### DATASET EXTRACT
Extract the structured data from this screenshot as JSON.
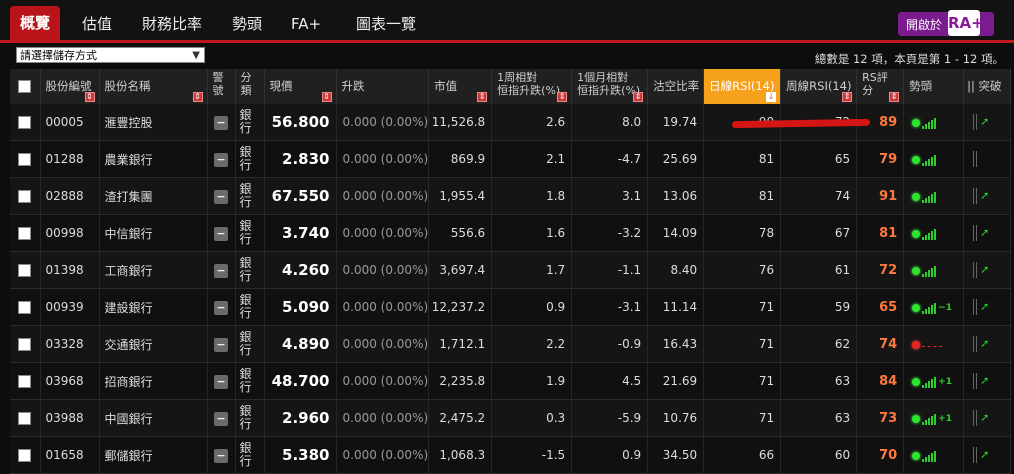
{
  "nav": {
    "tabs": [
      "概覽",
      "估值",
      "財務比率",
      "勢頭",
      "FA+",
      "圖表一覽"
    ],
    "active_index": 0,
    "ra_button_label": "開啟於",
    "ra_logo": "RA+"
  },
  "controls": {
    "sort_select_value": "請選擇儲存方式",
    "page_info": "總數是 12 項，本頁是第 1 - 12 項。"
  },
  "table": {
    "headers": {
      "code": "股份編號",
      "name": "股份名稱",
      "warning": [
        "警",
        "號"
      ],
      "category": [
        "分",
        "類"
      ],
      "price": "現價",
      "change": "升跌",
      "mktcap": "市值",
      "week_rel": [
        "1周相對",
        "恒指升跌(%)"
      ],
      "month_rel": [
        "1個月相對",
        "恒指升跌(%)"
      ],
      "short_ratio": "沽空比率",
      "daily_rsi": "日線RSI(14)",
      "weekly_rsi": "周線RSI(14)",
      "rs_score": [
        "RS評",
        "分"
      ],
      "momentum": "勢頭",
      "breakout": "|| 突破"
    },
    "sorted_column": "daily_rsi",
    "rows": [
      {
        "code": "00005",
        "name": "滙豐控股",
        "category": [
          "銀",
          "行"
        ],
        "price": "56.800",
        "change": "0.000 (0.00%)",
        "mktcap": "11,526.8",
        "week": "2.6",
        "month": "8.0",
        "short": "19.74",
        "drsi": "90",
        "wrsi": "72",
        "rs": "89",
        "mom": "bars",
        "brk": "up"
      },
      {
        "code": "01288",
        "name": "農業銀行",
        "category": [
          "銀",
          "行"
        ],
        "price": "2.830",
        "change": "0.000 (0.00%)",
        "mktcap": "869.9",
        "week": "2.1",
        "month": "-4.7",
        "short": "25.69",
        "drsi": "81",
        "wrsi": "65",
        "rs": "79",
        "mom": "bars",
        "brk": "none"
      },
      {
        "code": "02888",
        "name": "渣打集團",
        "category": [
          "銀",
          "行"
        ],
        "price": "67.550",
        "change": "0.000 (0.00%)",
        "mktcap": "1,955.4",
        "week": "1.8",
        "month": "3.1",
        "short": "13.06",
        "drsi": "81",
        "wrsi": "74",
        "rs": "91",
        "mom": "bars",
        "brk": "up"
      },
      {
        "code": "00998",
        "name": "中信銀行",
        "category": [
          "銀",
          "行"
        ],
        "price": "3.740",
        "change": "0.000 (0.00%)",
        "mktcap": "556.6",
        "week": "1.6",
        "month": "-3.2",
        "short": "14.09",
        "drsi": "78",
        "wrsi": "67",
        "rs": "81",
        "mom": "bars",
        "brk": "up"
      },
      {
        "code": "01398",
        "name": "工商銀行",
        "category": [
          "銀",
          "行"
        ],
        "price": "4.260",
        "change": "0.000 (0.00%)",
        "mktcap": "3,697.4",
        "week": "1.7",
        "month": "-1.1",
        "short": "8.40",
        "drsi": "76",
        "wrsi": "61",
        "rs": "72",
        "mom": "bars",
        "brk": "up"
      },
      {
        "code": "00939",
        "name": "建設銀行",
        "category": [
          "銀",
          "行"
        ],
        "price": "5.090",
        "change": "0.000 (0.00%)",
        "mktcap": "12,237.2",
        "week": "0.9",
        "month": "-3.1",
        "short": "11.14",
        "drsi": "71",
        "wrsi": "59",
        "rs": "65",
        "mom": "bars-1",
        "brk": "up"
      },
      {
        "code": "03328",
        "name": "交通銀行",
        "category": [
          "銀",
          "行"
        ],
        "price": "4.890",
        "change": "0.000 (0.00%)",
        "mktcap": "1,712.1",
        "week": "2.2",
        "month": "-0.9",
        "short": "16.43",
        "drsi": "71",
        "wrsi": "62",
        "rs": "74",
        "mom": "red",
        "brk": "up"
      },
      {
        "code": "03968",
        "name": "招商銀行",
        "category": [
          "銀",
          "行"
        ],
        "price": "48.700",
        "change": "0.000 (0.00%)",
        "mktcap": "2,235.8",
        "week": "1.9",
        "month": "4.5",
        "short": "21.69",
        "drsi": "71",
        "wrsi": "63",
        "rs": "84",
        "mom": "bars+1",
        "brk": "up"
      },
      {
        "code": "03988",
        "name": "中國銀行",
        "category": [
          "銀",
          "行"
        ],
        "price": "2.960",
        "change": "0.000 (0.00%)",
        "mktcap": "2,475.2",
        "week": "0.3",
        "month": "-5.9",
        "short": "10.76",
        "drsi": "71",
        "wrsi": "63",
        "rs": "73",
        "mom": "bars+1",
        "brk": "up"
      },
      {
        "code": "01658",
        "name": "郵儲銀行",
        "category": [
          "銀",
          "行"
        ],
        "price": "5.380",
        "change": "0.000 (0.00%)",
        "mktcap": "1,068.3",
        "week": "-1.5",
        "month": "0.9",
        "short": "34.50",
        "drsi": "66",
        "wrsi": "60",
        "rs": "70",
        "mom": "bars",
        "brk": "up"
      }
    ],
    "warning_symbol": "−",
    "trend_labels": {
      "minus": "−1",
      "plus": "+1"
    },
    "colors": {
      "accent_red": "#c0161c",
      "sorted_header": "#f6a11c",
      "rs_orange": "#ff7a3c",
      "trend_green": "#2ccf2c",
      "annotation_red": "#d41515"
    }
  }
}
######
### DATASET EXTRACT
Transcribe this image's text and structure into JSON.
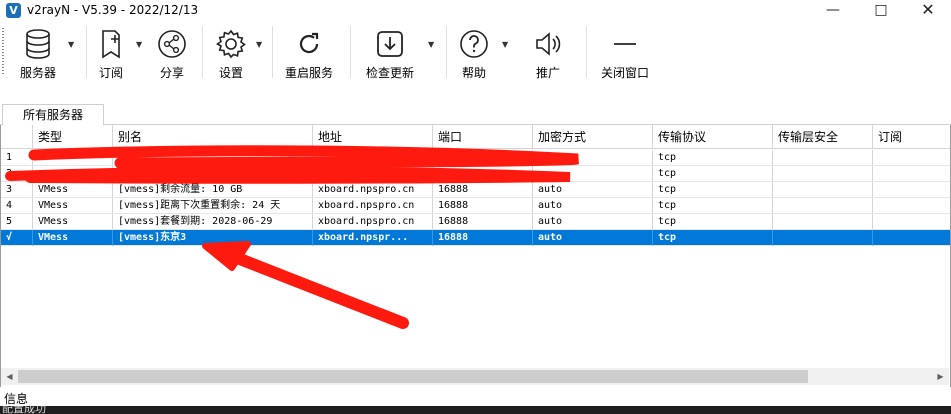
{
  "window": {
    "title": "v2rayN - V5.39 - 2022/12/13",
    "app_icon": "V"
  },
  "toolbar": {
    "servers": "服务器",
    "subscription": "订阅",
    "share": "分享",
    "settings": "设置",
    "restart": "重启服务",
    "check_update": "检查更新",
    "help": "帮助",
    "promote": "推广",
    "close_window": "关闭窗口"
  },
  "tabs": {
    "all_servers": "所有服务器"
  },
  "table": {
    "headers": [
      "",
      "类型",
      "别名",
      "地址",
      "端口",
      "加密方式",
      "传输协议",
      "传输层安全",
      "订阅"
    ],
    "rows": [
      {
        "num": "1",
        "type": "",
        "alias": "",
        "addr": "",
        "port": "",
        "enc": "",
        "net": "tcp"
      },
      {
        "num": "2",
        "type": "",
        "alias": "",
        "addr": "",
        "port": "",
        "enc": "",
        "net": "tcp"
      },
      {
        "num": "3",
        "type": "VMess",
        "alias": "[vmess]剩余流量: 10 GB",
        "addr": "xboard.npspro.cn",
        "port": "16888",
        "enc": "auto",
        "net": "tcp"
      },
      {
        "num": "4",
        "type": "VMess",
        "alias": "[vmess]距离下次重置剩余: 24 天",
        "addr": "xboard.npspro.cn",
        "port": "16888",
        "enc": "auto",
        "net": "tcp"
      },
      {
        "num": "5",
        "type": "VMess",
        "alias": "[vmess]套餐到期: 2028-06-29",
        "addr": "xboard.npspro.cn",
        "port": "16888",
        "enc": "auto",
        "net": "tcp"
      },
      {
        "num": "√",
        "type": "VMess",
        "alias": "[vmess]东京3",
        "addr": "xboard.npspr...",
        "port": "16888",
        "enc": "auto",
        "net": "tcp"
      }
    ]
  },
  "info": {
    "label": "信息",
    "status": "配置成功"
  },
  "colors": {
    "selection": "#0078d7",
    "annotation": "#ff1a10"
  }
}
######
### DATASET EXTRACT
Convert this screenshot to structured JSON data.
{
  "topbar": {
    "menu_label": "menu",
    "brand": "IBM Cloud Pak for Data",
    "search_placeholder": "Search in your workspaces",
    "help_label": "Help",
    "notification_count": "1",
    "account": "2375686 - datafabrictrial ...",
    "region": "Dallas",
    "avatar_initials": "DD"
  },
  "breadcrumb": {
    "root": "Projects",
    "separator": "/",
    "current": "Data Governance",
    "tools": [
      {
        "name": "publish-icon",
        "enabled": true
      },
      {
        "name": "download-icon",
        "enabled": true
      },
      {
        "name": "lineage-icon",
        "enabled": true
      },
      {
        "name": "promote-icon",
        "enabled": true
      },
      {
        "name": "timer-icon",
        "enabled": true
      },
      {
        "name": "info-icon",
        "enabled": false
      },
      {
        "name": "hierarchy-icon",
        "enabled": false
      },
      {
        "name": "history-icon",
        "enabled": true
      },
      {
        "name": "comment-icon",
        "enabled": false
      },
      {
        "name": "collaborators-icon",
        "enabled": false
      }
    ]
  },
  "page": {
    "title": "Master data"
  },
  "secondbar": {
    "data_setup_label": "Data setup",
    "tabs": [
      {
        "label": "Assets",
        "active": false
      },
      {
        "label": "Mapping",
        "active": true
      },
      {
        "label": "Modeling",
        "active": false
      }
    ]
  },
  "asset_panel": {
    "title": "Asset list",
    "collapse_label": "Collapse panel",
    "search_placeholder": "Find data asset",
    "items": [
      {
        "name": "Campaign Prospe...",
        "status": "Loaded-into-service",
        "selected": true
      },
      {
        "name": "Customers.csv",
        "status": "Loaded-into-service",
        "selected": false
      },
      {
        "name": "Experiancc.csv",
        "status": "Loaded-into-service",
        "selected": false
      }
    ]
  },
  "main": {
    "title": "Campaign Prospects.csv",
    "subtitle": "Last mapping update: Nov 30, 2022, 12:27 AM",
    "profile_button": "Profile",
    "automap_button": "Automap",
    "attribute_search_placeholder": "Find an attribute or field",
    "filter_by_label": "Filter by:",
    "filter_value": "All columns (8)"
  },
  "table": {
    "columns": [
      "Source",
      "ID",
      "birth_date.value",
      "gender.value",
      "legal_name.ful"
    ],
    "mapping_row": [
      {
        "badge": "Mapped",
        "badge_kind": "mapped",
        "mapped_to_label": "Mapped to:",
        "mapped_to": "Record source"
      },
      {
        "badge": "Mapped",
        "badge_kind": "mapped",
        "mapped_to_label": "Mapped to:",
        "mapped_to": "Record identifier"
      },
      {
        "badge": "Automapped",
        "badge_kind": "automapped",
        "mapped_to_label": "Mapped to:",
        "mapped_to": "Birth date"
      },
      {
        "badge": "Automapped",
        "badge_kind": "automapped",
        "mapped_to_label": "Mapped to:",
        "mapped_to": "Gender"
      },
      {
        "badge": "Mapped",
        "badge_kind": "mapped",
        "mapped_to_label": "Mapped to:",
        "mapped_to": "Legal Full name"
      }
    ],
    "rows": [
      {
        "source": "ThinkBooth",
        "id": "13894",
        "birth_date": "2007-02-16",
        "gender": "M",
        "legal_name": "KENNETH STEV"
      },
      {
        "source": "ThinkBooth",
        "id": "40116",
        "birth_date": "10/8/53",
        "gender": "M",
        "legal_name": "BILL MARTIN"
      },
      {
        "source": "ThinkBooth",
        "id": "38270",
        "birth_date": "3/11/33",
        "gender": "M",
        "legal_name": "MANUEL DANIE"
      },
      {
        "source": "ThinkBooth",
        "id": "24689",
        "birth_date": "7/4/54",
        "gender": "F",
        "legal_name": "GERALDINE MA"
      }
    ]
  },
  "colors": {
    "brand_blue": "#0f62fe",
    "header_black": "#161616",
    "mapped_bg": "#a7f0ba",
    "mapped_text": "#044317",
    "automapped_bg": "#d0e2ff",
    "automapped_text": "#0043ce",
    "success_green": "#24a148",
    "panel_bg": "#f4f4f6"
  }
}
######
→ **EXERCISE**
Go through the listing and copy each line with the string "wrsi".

→ **TASK ANSWER**
        "wrsi": "72",
        "wrsi": "65",
        "wrsi": "74",
        "wrsi": "67",
        "wrsi": "61",
        "wrsi": "59",
        "wrsi": "62",
        "wrsi": "63",
        "wrsi": "63",
        "wrsi": "60",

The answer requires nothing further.